*Exercise directions:*
If a line of the records contains the string "Blade", copy it out.

[Data about app and page elements]
◆ ◆ ◆ ◆ ◆ ◆ ◆

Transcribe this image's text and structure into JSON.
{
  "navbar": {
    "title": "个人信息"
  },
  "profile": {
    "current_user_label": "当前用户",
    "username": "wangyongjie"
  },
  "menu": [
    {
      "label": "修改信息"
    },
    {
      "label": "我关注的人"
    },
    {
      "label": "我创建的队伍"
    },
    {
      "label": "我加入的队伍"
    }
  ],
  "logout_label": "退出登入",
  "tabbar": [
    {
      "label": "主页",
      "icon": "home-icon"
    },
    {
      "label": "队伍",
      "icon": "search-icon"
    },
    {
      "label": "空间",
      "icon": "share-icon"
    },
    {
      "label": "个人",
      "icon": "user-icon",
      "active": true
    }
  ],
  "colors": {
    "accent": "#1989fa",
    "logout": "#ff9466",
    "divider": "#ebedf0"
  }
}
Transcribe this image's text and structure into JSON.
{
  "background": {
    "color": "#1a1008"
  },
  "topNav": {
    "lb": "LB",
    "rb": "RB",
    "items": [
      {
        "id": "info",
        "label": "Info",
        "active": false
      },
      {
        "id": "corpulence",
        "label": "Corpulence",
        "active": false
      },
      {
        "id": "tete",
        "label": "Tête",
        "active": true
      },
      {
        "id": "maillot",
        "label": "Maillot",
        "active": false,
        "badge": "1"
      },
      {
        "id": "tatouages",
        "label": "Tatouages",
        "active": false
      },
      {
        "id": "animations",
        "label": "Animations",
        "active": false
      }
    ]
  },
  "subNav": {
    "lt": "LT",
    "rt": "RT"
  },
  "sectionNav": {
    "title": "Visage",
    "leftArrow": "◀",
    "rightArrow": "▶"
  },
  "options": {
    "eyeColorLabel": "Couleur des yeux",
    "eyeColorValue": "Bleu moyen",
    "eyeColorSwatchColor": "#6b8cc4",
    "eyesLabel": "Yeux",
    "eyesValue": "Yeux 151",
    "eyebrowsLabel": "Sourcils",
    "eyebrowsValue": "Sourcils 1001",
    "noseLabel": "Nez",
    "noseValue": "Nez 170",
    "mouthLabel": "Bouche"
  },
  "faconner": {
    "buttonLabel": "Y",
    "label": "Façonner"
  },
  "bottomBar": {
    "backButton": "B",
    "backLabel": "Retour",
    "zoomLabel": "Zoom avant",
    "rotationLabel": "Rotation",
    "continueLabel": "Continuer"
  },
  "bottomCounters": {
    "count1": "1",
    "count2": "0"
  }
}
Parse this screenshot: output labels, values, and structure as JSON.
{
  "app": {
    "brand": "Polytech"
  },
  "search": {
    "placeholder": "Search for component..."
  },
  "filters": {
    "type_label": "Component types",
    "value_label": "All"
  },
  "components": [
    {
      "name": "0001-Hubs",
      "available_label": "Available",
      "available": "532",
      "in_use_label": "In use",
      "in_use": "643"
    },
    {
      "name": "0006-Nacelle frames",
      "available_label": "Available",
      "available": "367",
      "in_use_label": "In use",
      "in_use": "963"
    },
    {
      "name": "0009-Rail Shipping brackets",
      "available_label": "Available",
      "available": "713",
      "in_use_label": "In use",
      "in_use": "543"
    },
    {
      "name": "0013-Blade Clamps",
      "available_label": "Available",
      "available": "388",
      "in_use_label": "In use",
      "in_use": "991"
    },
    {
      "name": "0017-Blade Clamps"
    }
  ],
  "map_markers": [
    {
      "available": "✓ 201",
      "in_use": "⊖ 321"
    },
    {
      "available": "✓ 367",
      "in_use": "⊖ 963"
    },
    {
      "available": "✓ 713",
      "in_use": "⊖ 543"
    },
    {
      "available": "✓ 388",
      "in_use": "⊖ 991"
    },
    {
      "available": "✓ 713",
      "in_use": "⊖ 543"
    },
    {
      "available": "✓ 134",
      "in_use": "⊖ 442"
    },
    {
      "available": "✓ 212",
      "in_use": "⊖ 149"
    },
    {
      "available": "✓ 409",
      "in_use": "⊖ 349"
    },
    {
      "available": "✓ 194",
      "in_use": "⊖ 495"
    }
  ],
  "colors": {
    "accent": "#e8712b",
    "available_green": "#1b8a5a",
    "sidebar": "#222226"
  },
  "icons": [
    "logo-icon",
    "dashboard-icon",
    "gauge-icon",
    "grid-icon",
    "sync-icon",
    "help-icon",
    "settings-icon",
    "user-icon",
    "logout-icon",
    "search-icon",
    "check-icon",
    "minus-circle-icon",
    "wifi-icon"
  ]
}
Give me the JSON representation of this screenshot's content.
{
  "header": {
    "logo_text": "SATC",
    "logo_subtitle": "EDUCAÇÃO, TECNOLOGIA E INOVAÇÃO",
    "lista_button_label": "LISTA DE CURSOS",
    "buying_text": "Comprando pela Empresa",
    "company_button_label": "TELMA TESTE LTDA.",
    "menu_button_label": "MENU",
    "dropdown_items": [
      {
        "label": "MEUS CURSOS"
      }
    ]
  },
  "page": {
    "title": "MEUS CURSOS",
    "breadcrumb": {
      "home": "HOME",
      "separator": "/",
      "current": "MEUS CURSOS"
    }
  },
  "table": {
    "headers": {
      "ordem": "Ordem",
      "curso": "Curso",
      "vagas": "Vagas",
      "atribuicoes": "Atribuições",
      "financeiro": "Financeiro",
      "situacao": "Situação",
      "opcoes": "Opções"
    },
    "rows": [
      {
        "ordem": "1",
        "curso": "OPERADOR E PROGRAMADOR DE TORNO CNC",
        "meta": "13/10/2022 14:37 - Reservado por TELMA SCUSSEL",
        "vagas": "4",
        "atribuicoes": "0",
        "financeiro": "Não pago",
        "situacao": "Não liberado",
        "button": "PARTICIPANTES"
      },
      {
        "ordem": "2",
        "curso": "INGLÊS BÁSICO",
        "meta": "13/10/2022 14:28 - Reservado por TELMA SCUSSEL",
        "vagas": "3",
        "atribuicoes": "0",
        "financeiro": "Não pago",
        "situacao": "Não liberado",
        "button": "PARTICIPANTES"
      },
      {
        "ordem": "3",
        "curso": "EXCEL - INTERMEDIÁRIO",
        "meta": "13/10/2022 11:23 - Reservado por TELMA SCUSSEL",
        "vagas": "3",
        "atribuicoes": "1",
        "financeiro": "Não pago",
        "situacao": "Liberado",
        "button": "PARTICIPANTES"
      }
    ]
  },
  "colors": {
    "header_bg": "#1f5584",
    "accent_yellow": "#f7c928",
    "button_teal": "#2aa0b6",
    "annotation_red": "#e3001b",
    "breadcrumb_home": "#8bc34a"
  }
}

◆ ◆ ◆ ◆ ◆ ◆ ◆

*Exercise answer:*
      "name": "0013-Blade Clamps",
      "name": "0017-Blade Clamps"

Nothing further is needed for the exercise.